Website and app data records>
════════════════════

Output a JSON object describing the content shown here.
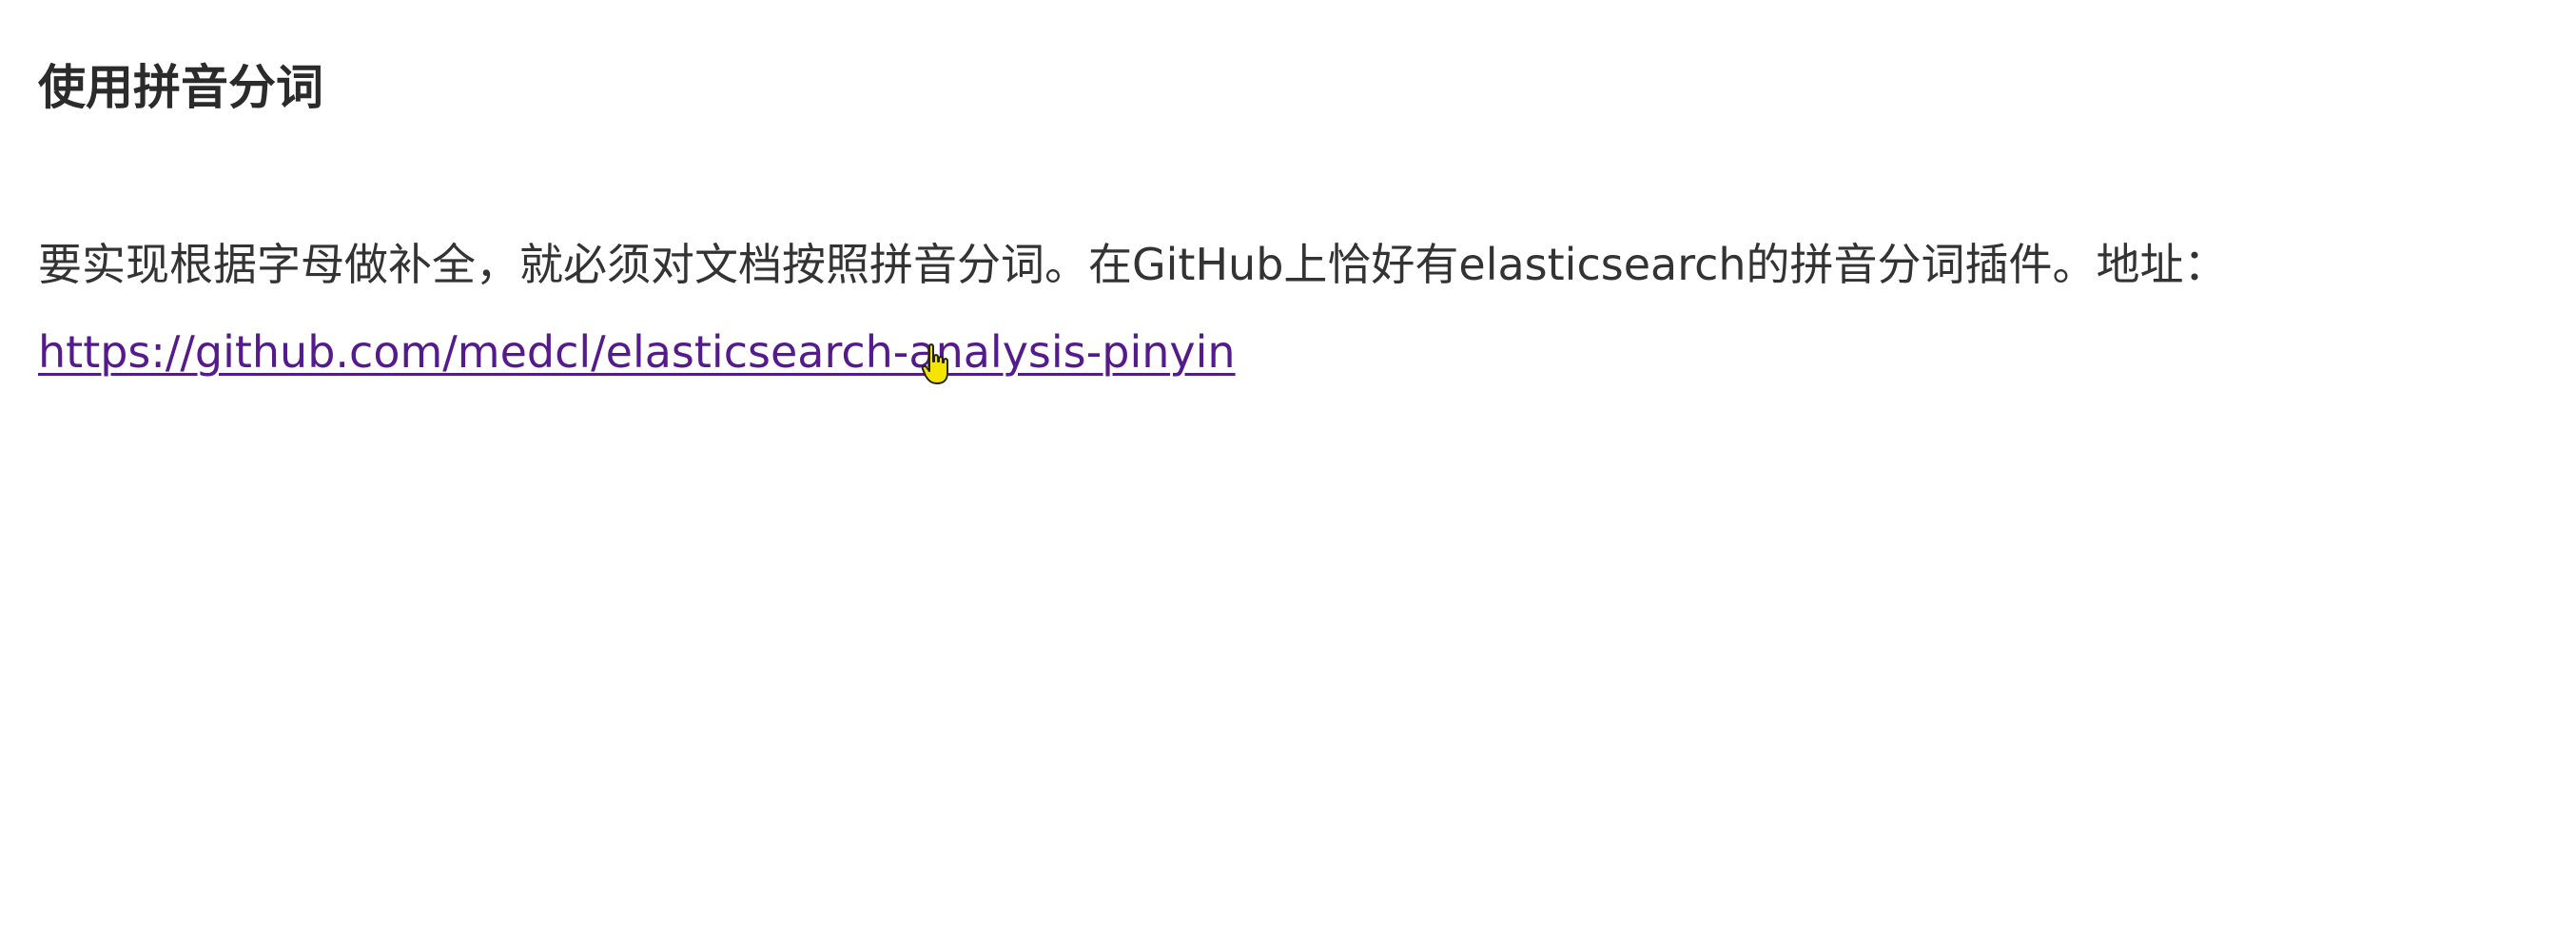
{
  "section": {
    "heading": "使用拼音分词",
    "paragraph_text": "要实现根据字母做补全，就必须对文档按照拼音分词。在GitHub上恰好有elasticsearch的拼音分词插件。地址：",
    "link_text": "https://github.com/medcl/elasticsearch-analysis-pinyin"
  },
  "colors": {
    "text": "#333333",
    "heading": "#2b2b2b",
    "link_visited": "#551a8b",
    "cursor_fill": "#f5e400"
  },
  "icons": {
    "cursor": "hand-pointer-icon"
  }
}
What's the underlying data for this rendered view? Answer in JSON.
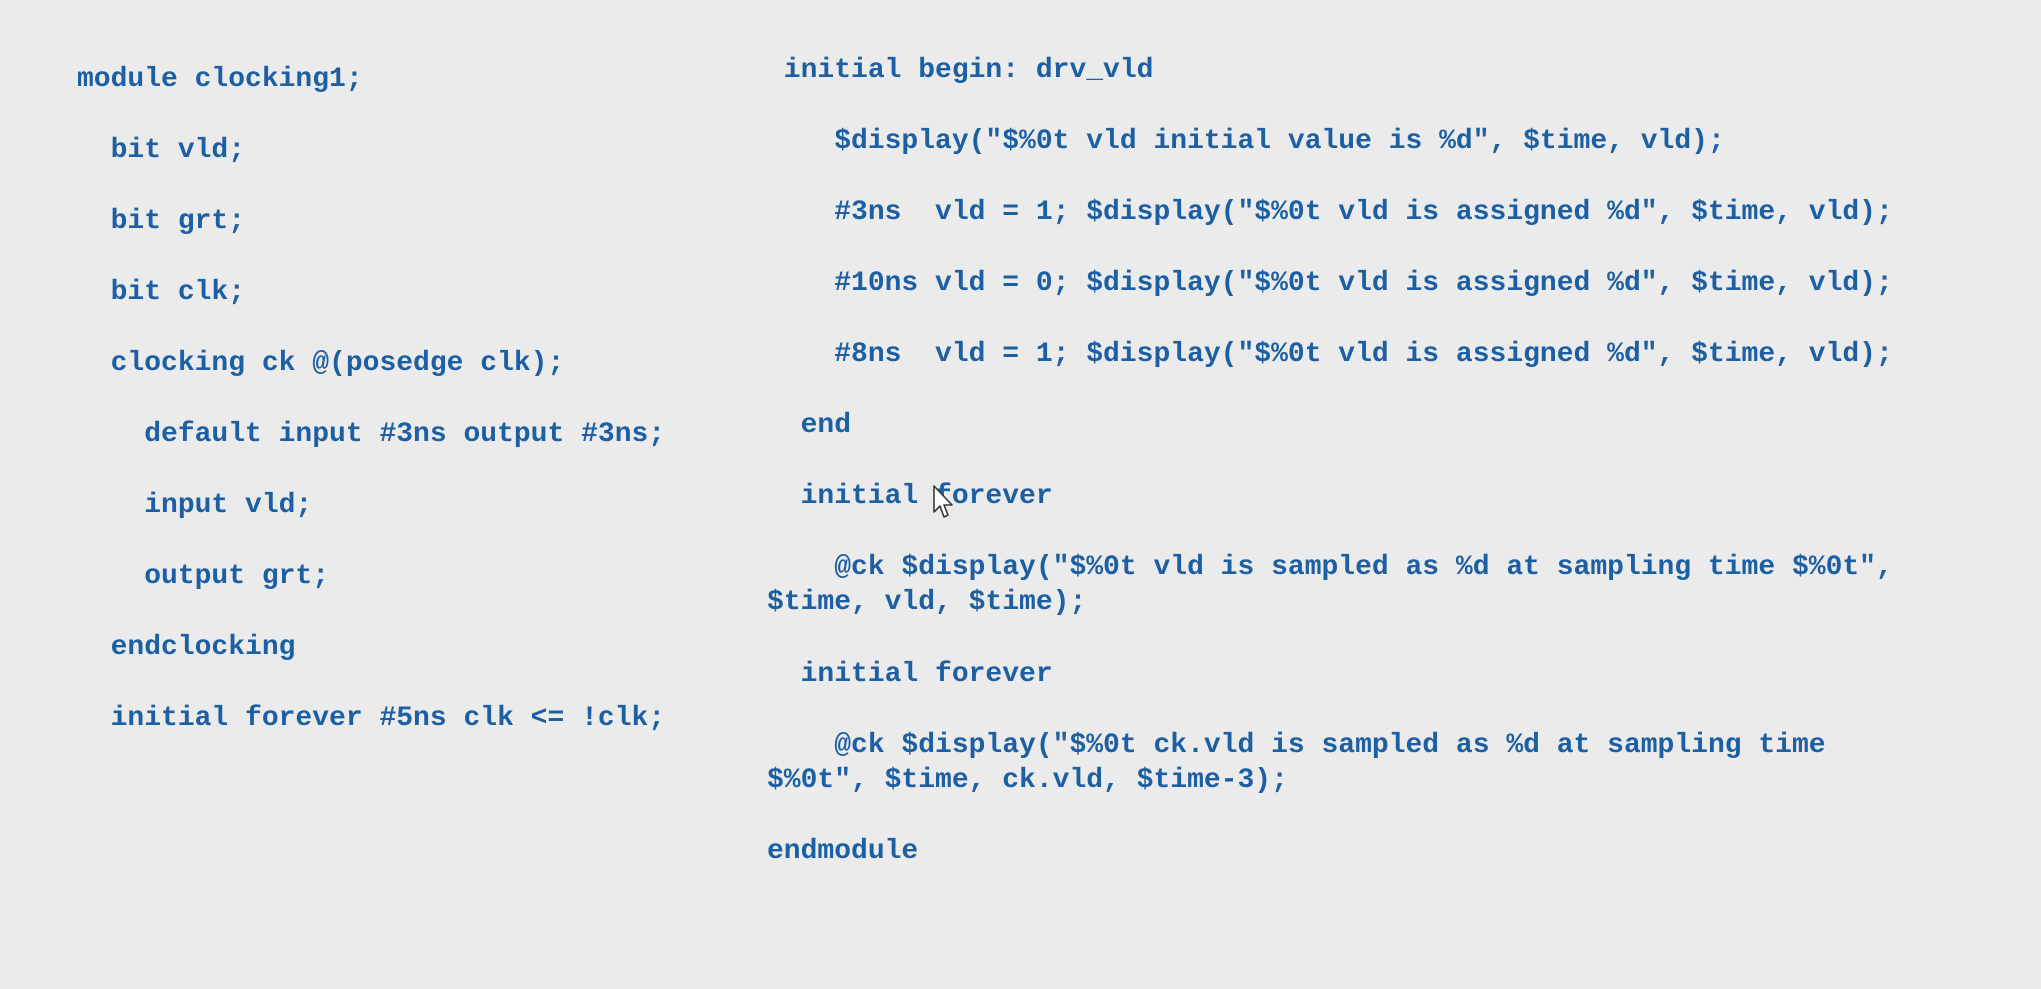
{
  "left_code": [
    "module clocking1;",
    "  bit vld;",
    "  bit grt;",
    "  bit clk;",
    "  clocking ck @(posedge clk);",
    "    default input #3ns output #3ns;",
    "    input vld;",
    "    output grt;",
    "  endclocking",
    "  initial forever #5ns clk <= !clk;"
  ],
  "right_code": [
    " initial begin: drv_vld",
    "    $display(\"$%0t vld initial value is %d\", $time, vld);",
    "    #3ns  vld = 1; $display(\"$%0t vld is assigned %d\", $time, vld);",
    "    #10ns vld = 0; $display(\"$%0t vld is assigned %d\", $time, vld);",
    "    #8ns  vld = 1; $display(\"$%0t vld is assigned %d\", $time, vld);",
    "  end",
    "  initial forever",
    "    @ck $display(\"$%0t vld is sampled as %d at sampling time $%0t\",",
    "$time, vld, $time);",
    "  initial forever",
    "    @ck $display(\"$%0t ck.vld is sampled as %d at sampling time",
    "$%0t\", $time, ck.vld, $time-3);",
    "endmodule"
  ]
}
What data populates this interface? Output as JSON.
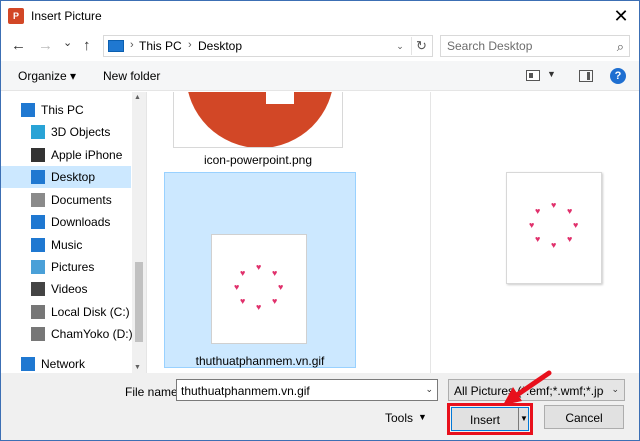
{
  "window": {
    "app_icon_text": "P",
    "title": "Insert Picture",
    "close_glyph": "✕"
  },
  "nav": {
    "back_glyph": "←",
    "forward_glyph": "→",
    "recent_glyph": "⌄",
    "up_glyph": "↑",
    "breadcrumb": [
      "This PC",
      "Desktop"
    ],
    "breadcrumb_sep": "›",
    "dropdown_glyph": "⌄",
    "refresh_glyph": "↻"
  },
  "search": {
    "placeholder": "Search Desktop",
    "icon_glyph": "⌕"
  },
  "toolbar": {
    "organize_label": "Organize ▾",
    "new_folder_label": "New folder",
    "view_dropdown_glyph": "▼",
    "help_glyph": "?"
  },
  "sidebar": {
    "items": [
      {
        "label": "This PC",
        "icon": "pc-icon",
        "color": "#1f78d1"
      },
      {
        "label": "3D Objects",
        "icon": "cube-icon",
        "color": "#29a3d6"
      },
      {
        "label": "Apple iPhone",
        "icon": "phone-icon",
        "color": "#333333"
      },
      {
        "label": "Desktop",
        "icon": "desktop-icon",
        "color": "#1f78d1"
      },
      {
        "label": "Documents",
        "icon": "documents-icon",
        "color": "#8a8a8a"
      },
      {
        "label": "Downloads",
        "icon": "downloads-icon",
        "color": "#1f78d1"
      },
      {
        "label": "Music",
        "icon": "music-icon",
        "color": "#1f78d1"
      },
      {
        "label": "Pictures",
        "icon": "pictures-icon",
        "color": "#4aa0d8"
      },
      {
        "label": "Videos",
        "icon": "videos-icon",
        "color": "#444444"
      },
      {
        "label": "Local Disk (C:)",
        "icon": "disk-icon",
        "color": "#777777"
      },
      {
        "label": "ChamYoko (D:)",
        "icon": "disk-icon",
        "color": "#777777"
      },
      {
        "label": "Network",
        "icon": "network-icon",
        "color": "#1f78d1"
      }
    ],
    "selected_index": 3
  },
  "files": [
    {
      "name": "icon-powerpoint.png",
      "selected": false
    },
    {
      "name": "thuthuatphanmem.vn.gif",
      "selected": true
    }
  ],
  "bottom": {
    "filename_label": "File name:",
    "filename_value": "thuthuatphanmem.vn.gif",
    "filter_value": "All Pictures (*.emf;*.wmf;*.jpg;*",
    "tools_label": "Tools",
    "insert_label": "Insert",
    "cancel_label": "Cancel",
    "dropdown_glyph": "⌄"
  },
  "colors": {
    "accent": "#0078d7",
    "selection": "#cce8ff",
    "highlight_box": "#e8101c",
    "heart": "#e0306b",
    "powerpoint": "#d24726"
  }
}
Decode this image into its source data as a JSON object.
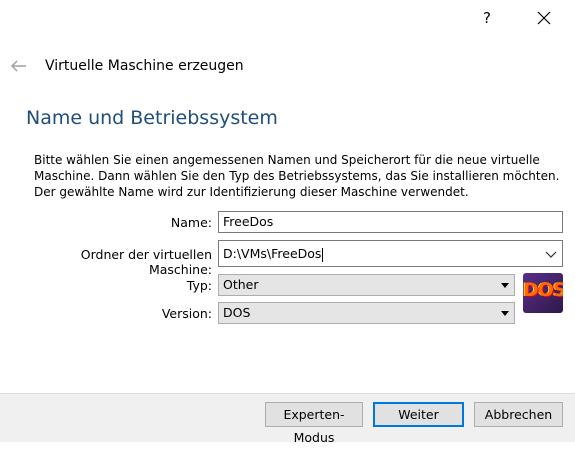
{
  "window": {
    "help_label": "?",
    "title": "Virtuelle Maschine erzeugen"
  },
  "page": {
    "heading": "Name und Betriebssystem",
    "description": "Bitte wählen Sie einen angemessenen Namen und Speicherort für die neue virtuelle Maschine. Dann wählen Sie den Typ des Betriebssystems, das Sie installieren möchten. Der gewählte Name wird zur Identifizierung dieser Maschine verwendet."
  },
  "form": {
    "name_label": "Name:",
    "name_value": "FreeDos",
    "folder_label": "Ordner der virtuellen Maschine:",
    "folder_value": "D:\\VMs\\FreeDos",
    "type_label": "Typ:",
    "type_value": "Other",
    "version_label": "Version:",
    "version_value": "DOS"
  },
  "os_icon": {
    "text": "DOS",
    "icon": "dos-os-icon"
  },
  "buttons": {
    "expert": "Experten-Modus",
    "next": "Weiter",
    "cancel": "Abbrechen"
  },
  "colors": {
    "heading": "#1f4e79",
    "default_button_border": "#0078d7",
    "footer_bg": "#f0f0f0"
  }
}
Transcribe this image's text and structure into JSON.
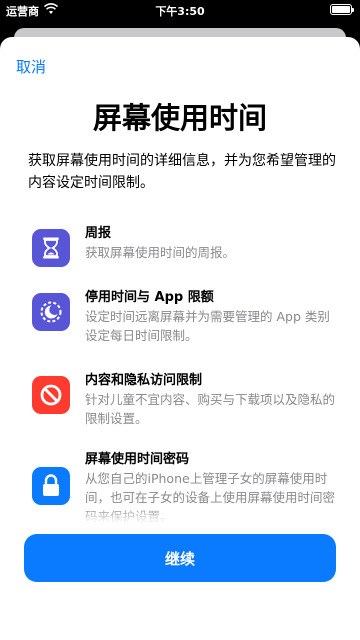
{
  "status_bar": {
    "carrier": "运营商",
    "time": "下午3:50"
  },
  "nav": {
    "cancel_label": "取消"
  },
  "page_title": "屏幕使用时间",
  "subtitle": "获取屏幕使用时间的详细信息，并为您希望管理的内容设定时间限制。",
  "features": [
    {
      "icon": "hourglass-icon",
      "color": "#5856d6",
      "title": "周报",
      "description": "获取屏幕使用时间的周报。"
    },
    {
      "icon": "downtime-moon-icon",
      "color": "#5856d6",
      "title": "停用时间与 App 限额",
      "description": "设定时间远离屏幕并为需要管理的 App 类别设定每日时间限制。"
    },
    {
      "icon": "restriction-icon",
      "color": "#ff3b30",
      "title": "内容和隐私访问限制",
      "description": "针对儿童不宜内容、购买与下载项以及隐私的限制设置。"
    },
    {
      "icon": "lock-icon",
      "color": "#0a7aff",
      "title": "屏幕使用时间密码",
      "description": "从您自己的iPhone上管理子女的屏幕使用时间，也可在子女的设备上使用屏幕使用时间密码来保护设置。"
    }
  ],
  "footer": {
    "continue_label": "继续"
  },
  "colors": {
    "accent": "#0a7aff"
  }
}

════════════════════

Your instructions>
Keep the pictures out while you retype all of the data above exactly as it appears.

Result>
Output a JSON object describing the content shown here.
{
  "section": {
    "heading": "使用拼音分词",
    "paragraph_text": "要实现根据字母做补全，就必须对文档按照拼音分词。在GitHub上恰好有elasticsearch的拼音分词插件。地址：",
    "link_text": "https://github.com/medcl/elasticsearch-analysis-pinyin"
  },
  "colors": {
    "text": "#333333",
    "heading": "#2b2b2b",
    "link_visited": "#551a8b",
    "cursor_fill": "#f5e400"
  },
  "icons": {
    "cursor": "hand-pointer-icon"
  }
}
What's the underlying data for this rendered view? Answer in JSON.
{
  "left_code": [
    "module clocking1;",
    "  bit vld;",
    "  bit grt;",
    "  bit clk;",
    "  clocking ck @(posedge clk);",
    "    default input #3ns output #3ns;",
    "    input vld;",
    "    output grt;",
    "  endclocking",
    "  initial forever #5ns clk <= !clk;"
  ],
  "right_code": [
    " initial begin: drv_vld",
    "    $display(\"$%0t vld initial value is %d\", $time, vld);",
    "    #3ns  vld = 1; $display(\"$%0t vld is assigned %d\", $time, vld);",
    "    #10ns vld = 0; $display(\"$%0t vld is assigned %d\", $time, vld);",
    "    #8ns  vld = 1; $display(\"$%0t vld is assigned %d\", $time, vld);",
    "  end",
    "  initial forever",
    "    @ck $display(\"$%0t vld is sampled as %d at sampling time $%0t\",",
    "$time, vld, $time);",
    "  initial forever",
    "    @ck $display(\"$%0t ck.vld is sampled as %d at sampling time",
    "$%0t\", $time, ck.vld, $time-3);",
    "endmodule"
  ]
}
What data populates this interface? Output as JSON.
{
  "window": {
    "app_icon_text": "P",
    "title": "Insert Picture",
    "close_glyph": "✕"
  },
  "nav": {
    "back_glyph": "←",
    "forward_glyph": "→",
    "recent_glyph": "⌄",
    "up_glyph": "↑",
    "breadcrumb": [
      "This PC",
      "Desktop"
    ],
    "breadcrumb_sep": "›",
    "dropdown_glyph": "⌄",
    "refresh_glyph": "↻"
  },
  "search": {
    "placeholder": "Search Desktop",
    "icon_glyph": "⌕"
  },
  "toolbar": {
    "organize_label": "Organize ▾",
    "new_folder_label": "New folder",
    "view_dropdown_glyph": "▼",
    "help_glyph": "?"
  },
  "sidebar": {
    "items": [
      {
        "label": "This PC",
        "icon": "pc-icon",
        "color": "#1f78d1"
      },
      {
        "label": "3D Objects",
        "icon": "cube-icon",
        "color": "#29a3d6"
      },
      {
        "label": "Apple iPhone",
        "icon": "phone-icon",
        "color": "#333333"
      },
      {
        "label": "Desktop",
        "icon": "desktop-icon",
        "color": "#1f78d1"
      },
      {
        "label": "Documents",
        "icon": "documents-icon",
        "color": "#8a8a8a"
      },
      {
        "label": "Downloads",
        "icon": "downloads-icon",
        "color": "#1f78d1"
      },
      {
        "label": "Music",
        "icon": "music-icon",
        "color": "#1f78d1"
      },
      {
        "label": "Pictures",
        "icon": "pictures-icon",
        "color": "#4aa0d8"
      },
      {
        "label": "Videos",
        "icon": "videos-icon",
        "color": "#444444"
      },
      {
        "label": "Local Disk (C:)",
        "icon": "disk-icon",
        "color": "#777777"
      },
      {
        "label": "ChamYoko (D:)",
        "icon": "disk-icon",
        "color": "#777777"
      },
      {
        "label": "Network",
        "icon": "network-icon",
        "color": "#1f78d1"
      }
    ],
    "selected_index": 3
  },
  "files": [
    {
      "name": "icon-powerpoint.png",
      "selected": false
    },
    {
      "name": "thuthuatphanmem.vn.gif",
      "selected": true
    }
  ],
  "bottom": {
    "filename_label": "File name:",
    "filename_value": "thuthuatphanmem.vn.gif",
    "filter_value": "All Pictures (*.emf;*.wmf;*.jpg;*",
    "tools_label": "Tools",
    "insert_label": "Insert",
    "cancel_label": "Cancel",
    "dropdown_glyph": "⌄"
  },
  "colors": {
    "accent": "#0078d7",
    "selection": "#cce8ff",
    "highlight_box": "#e8101c",
    "heart": "#e0306b",
    "powerpoint": "#d24726"
  }
}
Decode this image into its source data as a JSON object.
{
  "window": {
    "help_label": "?",
    "title": "Virtuelle Maschine erzeugen"
  },
  "page": {
    "heading": "Name und Betriebssystem",
    "description": "Bitte wählen Sie einen angemessenen Namen und Speicherort für die neue virtuelle Maschine. Dann wählen Sie den Typ des Betriebssystems, das Sie installieren möchten. Der gewählte Name wird zur Identifizierung dieser Maschine verwendet."
  },
  "form": {
    "name_label": "Name:",
    "name_value": "FreeDos",
    "folder_label": "Ordner der virtuellen Maschine:",
    "folder_value": "D:\\VMs\\FreeDos",
    "type_label": "Typ:",
    "type_value": "Other",
    "version_label": "Version:",
    "version_value": "DOS"
  },
  "os_icon": {
    "text": "DOS",
    "icon": "dos-os-icon"
  },
  "buttons": {
    "expert": "Experten-Modus",
    "next": "Weiter",
    "cancel": "Abbrechen"
  },
  "colors": {
    "heading": "#1f4e79",
    "default_button_border": "#0078d7",
    "footer_bg": "#f0f0f0"
  }
}
Transcribe this image's text and structure into JSON.
{
  "status_bar": {
    "carrier": "运营商",
    "time": "下午3:50"
  },
  "nav": {
    "cancel_label": "取消"
  },
  "page_title": "屏幕使用时间",
  "subtitle": "获取屏幕使用时间的详细信息，并为您希望管理的内容设定时间限制。",
  "features": [
    {
      "icon": "hourglass-icon",
      "color": "#5856d6",
      "title": "周报",
      "description": "获取屏幕使用时间的周报。"
    },
    {
      "icon": "downtime-moon-icon",
      "color": "#5856d6",
      "title": "停用时间与 App 限额",
      "description": "设定时间远离屏幕并为需要管理的 App 类别设定每日时间限制。"
    },
    {
      "icon": "restriction-icon",
      "color": "#ff3b30",
      "title": "内容和隐私访问限制",
      "description": "针对儿童不宜内容、购买与下载项以及隐私的限制设置。"
    },
    {
      "icon": "lock-icon",
      "color": "#0a7aff",
      "title": "屏幕使用时间密码",
      "description": "从您自己的iPhone上管理子女的屏幕使用时间，也可在子女的设备上使用屏幕使用时间密码来保护设置。"
    }
  ],
  "footer": {
    "continue_label": "继续"
  },
  "colors": {
    "accent": "#0a7aff"
  }
}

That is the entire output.